■ **Exercise aim**
Find every line below where the string "this" shows up, and copy those lines.

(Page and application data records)
==============================

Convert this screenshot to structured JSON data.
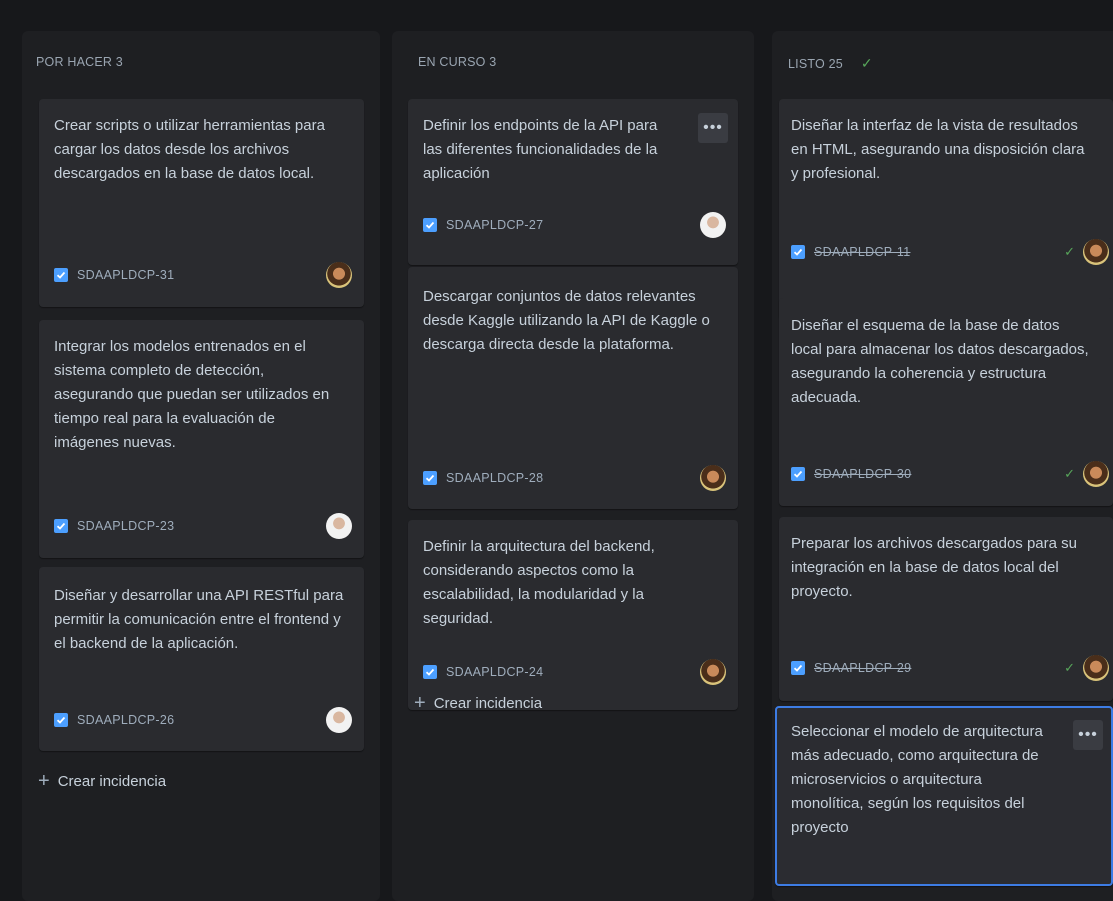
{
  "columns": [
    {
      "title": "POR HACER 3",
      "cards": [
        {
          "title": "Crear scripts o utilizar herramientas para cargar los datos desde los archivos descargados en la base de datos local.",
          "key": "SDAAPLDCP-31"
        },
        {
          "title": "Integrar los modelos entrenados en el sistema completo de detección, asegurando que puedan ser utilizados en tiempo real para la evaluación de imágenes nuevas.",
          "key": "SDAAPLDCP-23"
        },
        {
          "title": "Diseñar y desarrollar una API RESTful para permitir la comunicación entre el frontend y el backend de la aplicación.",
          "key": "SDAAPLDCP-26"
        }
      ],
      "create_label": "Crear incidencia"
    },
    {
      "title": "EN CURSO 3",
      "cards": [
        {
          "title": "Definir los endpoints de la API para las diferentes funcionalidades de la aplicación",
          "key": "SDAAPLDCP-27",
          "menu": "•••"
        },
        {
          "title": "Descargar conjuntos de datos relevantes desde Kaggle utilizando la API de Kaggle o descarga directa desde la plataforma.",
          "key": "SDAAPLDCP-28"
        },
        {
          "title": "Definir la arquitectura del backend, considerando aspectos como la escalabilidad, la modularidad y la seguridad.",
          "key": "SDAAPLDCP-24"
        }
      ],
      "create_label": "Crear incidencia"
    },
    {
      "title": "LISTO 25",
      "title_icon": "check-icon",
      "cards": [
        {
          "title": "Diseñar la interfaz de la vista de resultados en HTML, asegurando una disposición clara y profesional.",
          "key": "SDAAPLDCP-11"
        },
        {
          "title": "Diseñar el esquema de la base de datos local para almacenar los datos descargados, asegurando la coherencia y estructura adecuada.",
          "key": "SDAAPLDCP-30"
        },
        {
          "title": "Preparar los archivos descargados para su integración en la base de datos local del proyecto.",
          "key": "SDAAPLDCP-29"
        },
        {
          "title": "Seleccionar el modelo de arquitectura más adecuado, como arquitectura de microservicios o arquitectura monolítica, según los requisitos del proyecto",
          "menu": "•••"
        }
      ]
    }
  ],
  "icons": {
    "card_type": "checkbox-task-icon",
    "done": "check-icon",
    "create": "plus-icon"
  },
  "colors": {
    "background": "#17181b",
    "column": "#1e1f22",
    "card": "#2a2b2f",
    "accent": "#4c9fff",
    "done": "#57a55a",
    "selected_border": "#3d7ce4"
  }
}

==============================

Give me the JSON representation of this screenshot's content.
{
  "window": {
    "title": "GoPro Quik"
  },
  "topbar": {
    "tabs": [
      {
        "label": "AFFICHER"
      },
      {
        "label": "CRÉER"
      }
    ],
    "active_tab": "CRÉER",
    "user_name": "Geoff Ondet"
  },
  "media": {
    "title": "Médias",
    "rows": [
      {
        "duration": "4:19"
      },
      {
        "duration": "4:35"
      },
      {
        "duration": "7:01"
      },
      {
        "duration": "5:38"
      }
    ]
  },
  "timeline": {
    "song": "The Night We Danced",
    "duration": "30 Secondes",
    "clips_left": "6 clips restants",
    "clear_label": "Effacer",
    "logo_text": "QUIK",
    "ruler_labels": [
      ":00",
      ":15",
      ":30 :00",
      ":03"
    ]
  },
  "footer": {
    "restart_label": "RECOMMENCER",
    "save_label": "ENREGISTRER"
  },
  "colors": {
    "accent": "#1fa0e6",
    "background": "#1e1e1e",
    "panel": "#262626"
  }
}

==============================

■ **Solution to the exercise**
Convert this screenshot to structured JSON data.
Give me the JSON representation of this screenshot's content.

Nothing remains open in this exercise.